Required work — Before copying, find the line below that contains "Decode this image"; then return it and all later lines exactly, up to and including the final line, with no pictures.

----------------------------------------

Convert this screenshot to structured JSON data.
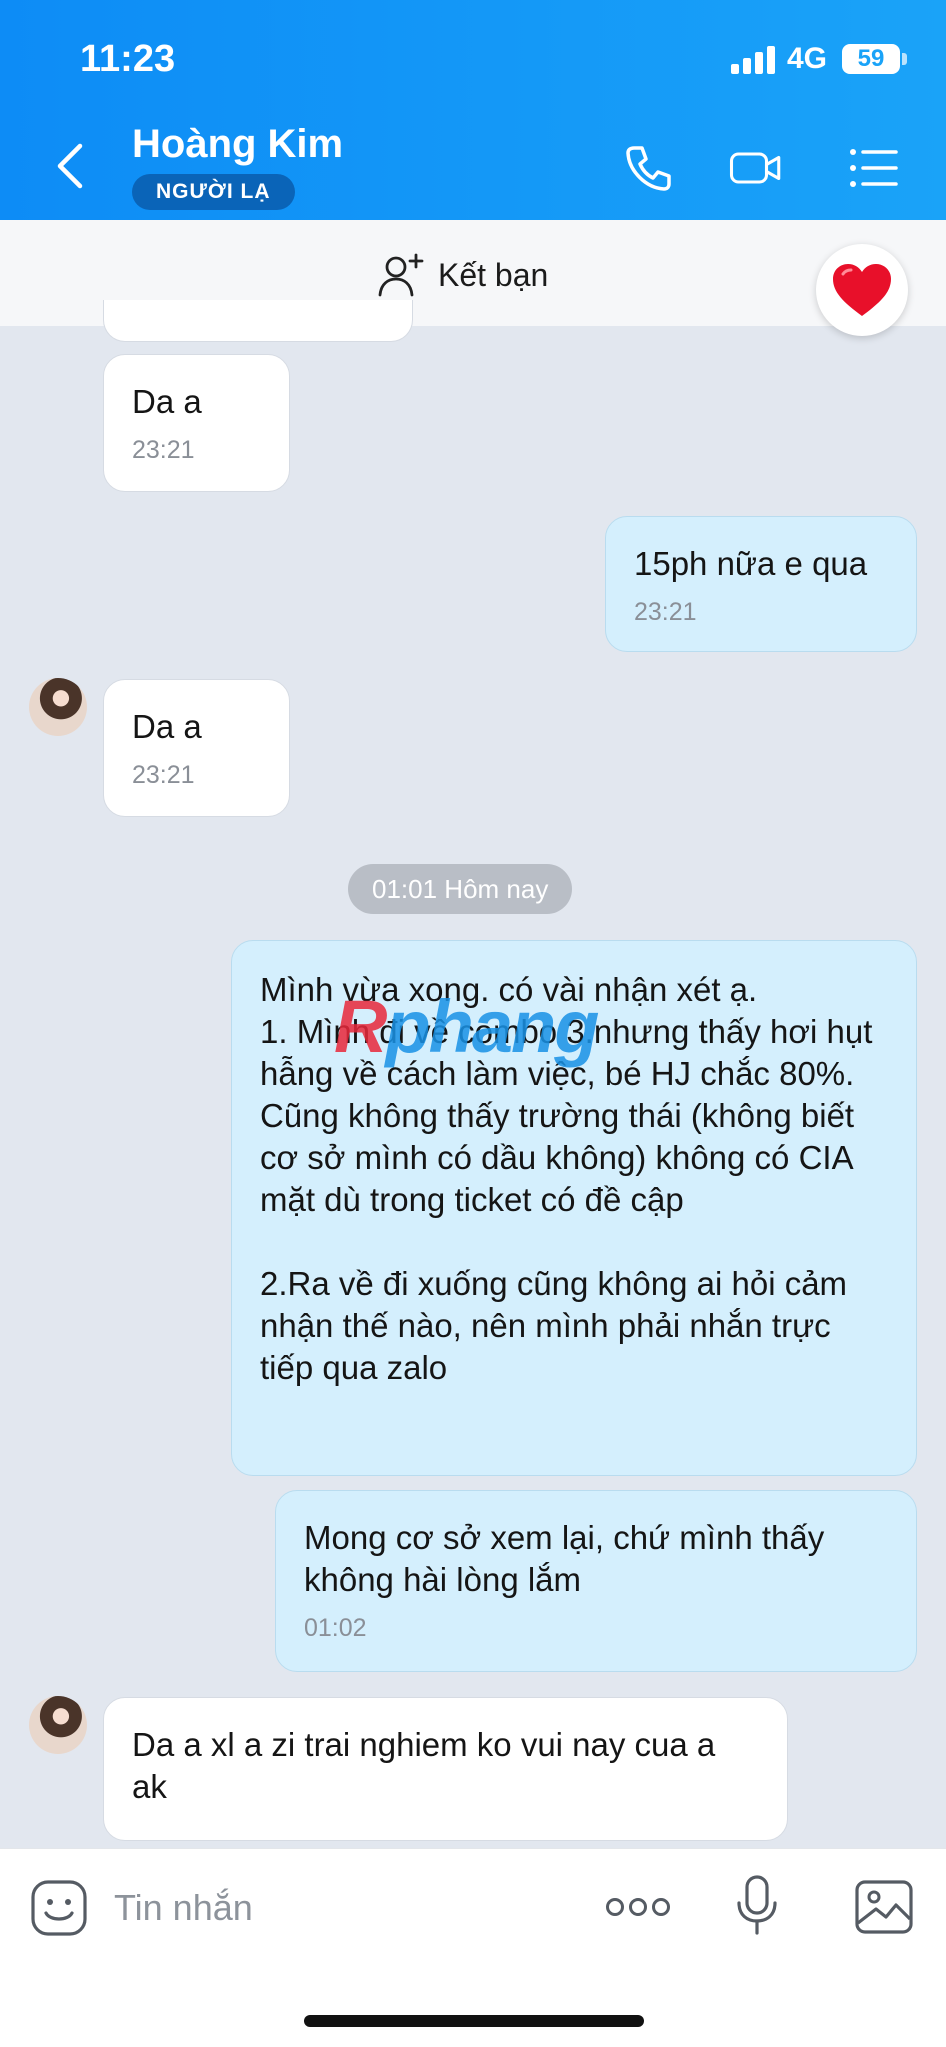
{
  "status_bar": {
    "time": "11:23",
    "network": "4G",
    "battery": "59"
  },
  "header": {
    "contact_name": "Hoàng Kim",
    "badge": "NGƯỜI LẠ"
  },
  "add_friend": {
    "label": "Kết bạn"
  },
  "messages": [
    {
      "direction": "in",
      "text": "Da a",
      "time": "23:21"
    },
    {
      "direction": "out",
      "text": "15ph nữa e qua",
      "time": "23:21"
    },
    {
      "direction": "in",
      "text": "Da a",
      "time": "23:21"
    },
    {
      "direction": "out",
      "text": "Mình vừa xong. có vài nhận xét ạ.\n1. Mình đi về combo 3.nhưng thấy hơi hụt hẫng về cách làm việc, bé HJ chắc 80%. Cũng không thấy trường thái (không biết cơ sở mình có dầu không)  không có CIA mặt dù trong ticket có đề cập\n\n2.Ra về đi xuống cũng không ai hỏi cảm nhận thế nào, nên mình phải nhắn trực tiếp qua zalo",
      "time": ""
    },
    {
      "direction": "out",
      "text": "Mong cơ sở xem lại, chứ mình thấy không hài lòng lắm",
      "time": "01:02"
    },
    {
      "direction": "in",
      "text": "Da a xl a zi trai nghiem ko vui nay cua a ak",
      "time": ""
    }
  ],
  "date_separator": "01:01 Hôm nay",
  "watermark": {
    "part1": "R",
    "part2": "phang"
  },
  "input": {
    "placeholder": "Tin nhắn"
  },
  "colors": {
    "header": "#1aa3f8",
    "outgoing_bubble": "#d4effd",
    "incoming_bubble": "#ffffff",
    "background": "#e2e7ef"
  }
}
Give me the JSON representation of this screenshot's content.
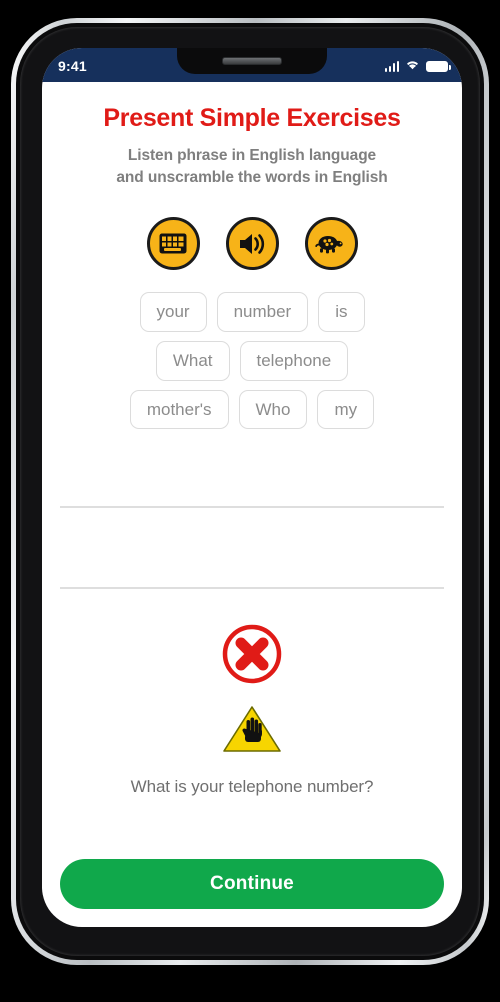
{
  "device": {
    "status_bar": {
      "time": "9:41",
      "signal_icon": "cellular-signal-icon",
      "wifi_icon": "wifi-icon",
      "battery_icon": "battery-full-icon",
      "background_color": "#16305c"
    },
    "notch_icon": "earpiece-speaker-grille"
  },
  "screen": {
    "title": "Present Simple Exercises",
    "title_color": "#e01b17",
    "subtitle_line1": "Listen phrase in English language",
    "subtitle_line2": "and unscramble the words in English",
    "subtitle_color": "#7f7f7f"
  },
  "audio_controls": {
    "accent_color": "#f7b318",
    "buttons": [
      {
        "icon": "keyboard-icon",
        "label": "Keyboard"
      },
      {
        "icon": "speaker-volume-icon",
        "label": "Play audio"
      },
      {
        "icon": "turtle-icon",
        "label": "Play slowly"
      }
    ]
  },
  "word_bank": {
    "rows": [
      [
        "your",
        "number",
        "is"
      ],
      [
        "What",
        "telephone"
      ],
      [
        "mother's",
        "Who",
        "my"
      ]
    ]
  },
  "answer_slots": {
    "line1": "",
    "line2": ""
  },
  "feedback": {
    "result_icon": "cross-mark-icon",
    "result_color": "#e01b17",
    "warning_icon": "warning-triangle-hand-icon",
    "warning_color": "#f7d000",
    "correct_answer": "What is your telephone number?"
  },
  "footer": {
    "continue_label": "Continue",
    "continue_color": "#10a84b"
  }
}
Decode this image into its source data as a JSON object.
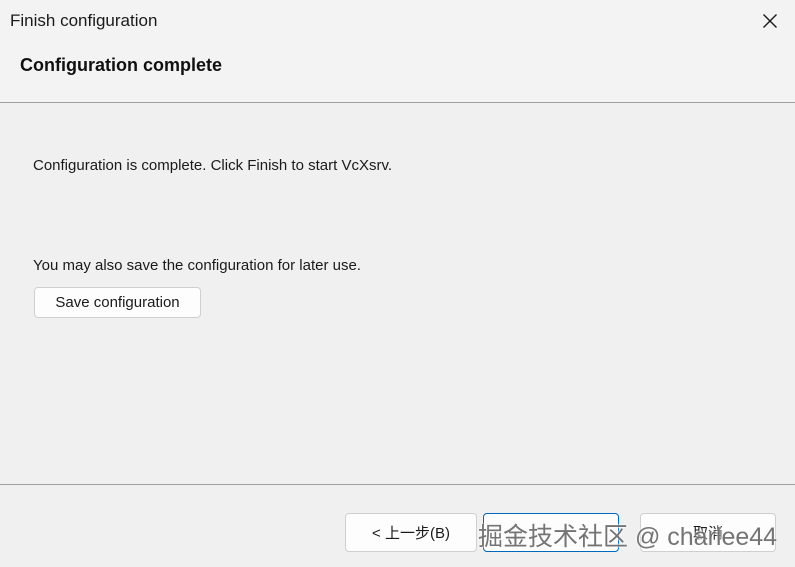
{
  "window": {
    "title": "Finish configuration"
  },
  "header": {
    "heading": "Configuration complete"
  },
  "body": {
    "complete_message": "Configuration is complete. Click Finish to start VcXsrv.",
    "save_message": "You may also save the configuration for later use.",
    "save_button_label": "Save configuration"
  },
  "footer": {
    "back_label": "< 上一步(B)",
    "finish_label": "",
    "cancel_label": "取消"
  },
  "watermark": {
    "text": "掘金技术社区 @ charlee44"
  },
  "colors": {
    "background": "#f0f0f0",
    "focus_border": "#0067c0",
    "separator": "#a0a0a0"
  }
}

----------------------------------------

Answer area —
Decode this image into its source data as a JSON object.
{
  "window": {
    "title": "Finish configuration"
  },
  "header": {
    "heading": "Configuration complete"
  },
  "body": {
    "complete_message": "Configuration is complete. Click Finish to start VcXsrv.",
    "save_message": "You may also save the configuration for later use.",
    "save_button_label": "Save configuration"
  },
  "footer": {
    "back_label": "< 上一步(B)",
    "finish_label": "",
    "cancel_label": "取消"
  },
  "watermark": {
    "text": "掘金技术社区 @ charlee44"
  },
  "colors": {
    "background": "#f0f0f0",
    "focus_border": "#0067c0",
    "separator": "#a0a0a0"
  }
}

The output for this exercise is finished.